[[ INPUT DATA open ]]
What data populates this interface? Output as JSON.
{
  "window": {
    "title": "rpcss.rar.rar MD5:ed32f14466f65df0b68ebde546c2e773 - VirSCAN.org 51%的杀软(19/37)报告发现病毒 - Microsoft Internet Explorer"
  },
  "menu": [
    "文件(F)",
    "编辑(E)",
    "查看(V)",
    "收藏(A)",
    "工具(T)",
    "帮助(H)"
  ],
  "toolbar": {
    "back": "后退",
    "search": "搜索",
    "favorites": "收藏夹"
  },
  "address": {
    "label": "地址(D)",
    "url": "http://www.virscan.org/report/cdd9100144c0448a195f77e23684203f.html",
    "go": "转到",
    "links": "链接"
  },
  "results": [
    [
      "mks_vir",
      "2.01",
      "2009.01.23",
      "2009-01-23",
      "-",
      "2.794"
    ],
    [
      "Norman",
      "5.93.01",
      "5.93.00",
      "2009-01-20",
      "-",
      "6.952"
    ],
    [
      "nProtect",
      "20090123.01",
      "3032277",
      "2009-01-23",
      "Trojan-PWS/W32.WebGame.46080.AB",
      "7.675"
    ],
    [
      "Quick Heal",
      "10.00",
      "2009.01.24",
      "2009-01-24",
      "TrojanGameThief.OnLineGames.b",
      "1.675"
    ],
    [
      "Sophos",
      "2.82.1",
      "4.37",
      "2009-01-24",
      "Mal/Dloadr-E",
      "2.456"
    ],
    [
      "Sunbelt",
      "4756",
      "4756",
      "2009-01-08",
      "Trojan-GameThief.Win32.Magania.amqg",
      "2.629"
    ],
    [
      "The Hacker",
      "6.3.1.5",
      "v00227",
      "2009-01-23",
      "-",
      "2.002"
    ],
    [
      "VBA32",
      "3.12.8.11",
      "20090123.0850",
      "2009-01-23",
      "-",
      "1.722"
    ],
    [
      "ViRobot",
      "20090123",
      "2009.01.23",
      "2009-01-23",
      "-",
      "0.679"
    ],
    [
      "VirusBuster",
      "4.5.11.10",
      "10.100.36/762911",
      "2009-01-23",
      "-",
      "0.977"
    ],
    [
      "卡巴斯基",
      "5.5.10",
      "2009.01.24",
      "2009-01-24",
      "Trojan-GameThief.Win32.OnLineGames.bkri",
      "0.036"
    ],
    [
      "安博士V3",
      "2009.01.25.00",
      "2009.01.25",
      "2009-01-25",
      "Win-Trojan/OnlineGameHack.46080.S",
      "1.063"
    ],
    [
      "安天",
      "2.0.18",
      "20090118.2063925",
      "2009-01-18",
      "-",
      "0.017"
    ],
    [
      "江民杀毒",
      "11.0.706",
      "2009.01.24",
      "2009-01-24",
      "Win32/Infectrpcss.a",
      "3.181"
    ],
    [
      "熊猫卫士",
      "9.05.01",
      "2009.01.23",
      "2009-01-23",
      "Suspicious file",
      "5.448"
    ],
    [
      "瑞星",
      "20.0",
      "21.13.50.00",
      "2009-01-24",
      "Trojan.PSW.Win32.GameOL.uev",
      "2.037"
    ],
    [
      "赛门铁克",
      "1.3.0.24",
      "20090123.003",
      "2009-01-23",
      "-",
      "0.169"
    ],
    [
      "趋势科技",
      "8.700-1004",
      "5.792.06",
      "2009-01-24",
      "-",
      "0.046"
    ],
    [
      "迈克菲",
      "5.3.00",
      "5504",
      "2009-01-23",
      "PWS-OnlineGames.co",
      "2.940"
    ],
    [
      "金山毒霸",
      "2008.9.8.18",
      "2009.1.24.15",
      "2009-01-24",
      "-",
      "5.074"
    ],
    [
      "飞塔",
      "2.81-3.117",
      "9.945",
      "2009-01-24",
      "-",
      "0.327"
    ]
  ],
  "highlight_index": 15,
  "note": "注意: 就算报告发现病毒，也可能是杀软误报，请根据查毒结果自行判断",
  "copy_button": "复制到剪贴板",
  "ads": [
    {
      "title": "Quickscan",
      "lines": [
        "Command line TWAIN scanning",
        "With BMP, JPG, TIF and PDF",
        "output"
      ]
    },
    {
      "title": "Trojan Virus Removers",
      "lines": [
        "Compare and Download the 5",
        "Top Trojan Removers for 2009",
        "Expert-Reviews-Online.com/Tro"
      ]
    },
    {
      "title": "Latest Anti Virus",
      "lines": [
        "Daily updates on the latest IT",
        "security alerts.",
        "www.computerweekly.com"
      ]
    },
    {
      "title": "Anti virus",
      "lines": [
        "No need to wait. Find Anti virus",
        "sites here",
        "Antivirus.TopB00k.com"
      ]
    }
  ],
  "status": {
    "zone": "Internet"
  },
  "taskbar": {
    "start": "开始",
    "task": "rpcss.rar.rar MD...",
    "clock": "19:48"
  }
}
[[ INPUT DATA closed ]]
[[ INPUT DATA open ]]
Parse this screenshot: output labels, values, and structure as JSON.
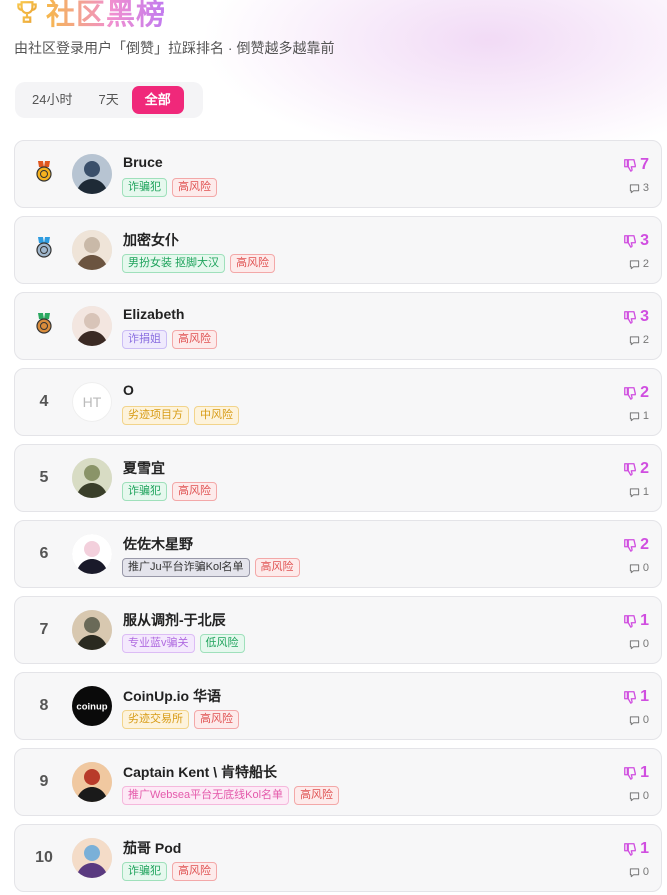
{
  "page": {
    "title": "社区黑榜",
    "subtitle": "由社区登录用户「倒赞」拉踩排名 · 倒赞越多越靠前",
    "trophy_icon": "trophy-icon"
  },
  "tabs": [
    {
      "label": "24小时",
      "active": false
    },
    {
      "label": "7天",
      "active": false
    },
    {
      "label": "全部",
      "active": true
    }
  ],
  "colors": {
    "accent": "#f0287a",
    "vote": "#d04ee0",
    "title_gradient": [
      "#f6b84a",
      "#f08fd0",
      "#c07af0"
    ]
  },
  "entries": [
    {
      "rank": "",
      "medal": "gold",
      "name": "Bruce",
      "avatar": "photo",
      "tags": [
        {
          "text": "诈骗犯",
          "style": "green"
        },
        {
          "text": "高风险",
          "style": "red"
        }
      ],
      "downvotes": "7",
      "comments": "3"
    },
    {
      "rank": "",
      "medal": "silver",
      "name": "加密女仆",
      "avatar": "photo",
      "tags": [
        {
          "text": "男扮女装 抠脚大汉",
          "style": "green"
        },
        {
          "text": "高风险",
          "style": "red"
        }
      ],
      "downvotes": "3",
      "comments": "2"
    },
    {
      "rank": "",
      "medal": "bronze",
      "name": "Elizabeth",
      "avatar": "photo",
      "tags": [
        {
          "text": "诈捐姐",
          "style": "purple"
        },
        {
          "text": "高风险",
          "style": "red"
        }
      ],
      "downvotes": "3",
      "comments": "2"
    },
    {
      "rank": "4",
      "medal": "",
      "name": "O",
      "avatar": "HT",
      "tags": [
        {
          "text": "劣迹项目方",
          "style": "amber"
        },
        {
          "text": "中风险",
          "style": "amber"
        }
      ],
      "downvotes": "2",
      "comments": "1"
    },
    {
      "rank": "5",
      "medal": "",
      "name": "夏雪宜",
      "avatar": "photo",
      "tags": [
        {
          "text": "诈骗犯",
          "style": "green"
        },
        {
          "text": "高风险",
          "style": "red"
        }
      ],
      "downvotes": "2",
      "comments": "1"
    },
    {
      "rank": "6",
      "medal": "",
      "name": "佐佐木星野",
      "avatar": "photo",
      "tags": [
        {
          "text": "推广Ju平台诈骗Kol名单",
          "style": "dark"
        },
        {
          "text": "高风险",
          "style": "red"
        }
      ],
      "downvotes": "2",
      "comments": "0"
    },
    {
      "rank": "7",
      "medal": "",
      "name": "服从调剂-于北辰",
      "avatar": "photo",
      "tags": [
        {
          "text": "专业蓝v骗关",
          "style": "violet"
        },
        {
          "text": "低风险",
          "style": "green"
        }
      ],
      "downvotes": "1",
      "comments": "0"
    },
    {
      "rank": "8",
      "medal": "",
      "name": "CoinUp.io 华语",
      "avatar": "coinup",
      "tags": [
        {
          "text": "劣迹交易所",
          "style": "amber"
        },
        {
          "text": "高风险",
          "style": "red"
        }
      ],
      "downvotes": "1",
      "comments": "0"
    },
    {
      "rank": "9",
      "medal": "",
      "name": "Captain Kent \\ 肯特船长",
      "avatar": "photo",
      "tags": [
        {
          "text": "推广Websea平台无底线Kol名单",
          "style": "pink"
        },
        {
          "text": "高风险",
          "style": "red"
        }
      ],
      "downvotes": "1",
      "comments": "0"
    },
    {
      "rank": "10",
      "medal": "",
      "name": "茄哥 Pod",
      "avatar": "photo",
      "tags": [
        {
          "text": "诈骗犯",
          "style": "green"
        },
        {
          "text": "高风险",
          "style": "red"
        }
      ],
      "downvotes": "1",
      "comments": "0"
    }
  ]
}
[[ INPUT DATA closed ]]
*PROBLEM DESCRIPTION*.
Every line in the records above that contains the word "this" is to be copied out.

*WRITTEN SOLUTION*.
What data populates this interface? Output as JSON.
Parse this screenshot: output labels, values, and structure as JSON.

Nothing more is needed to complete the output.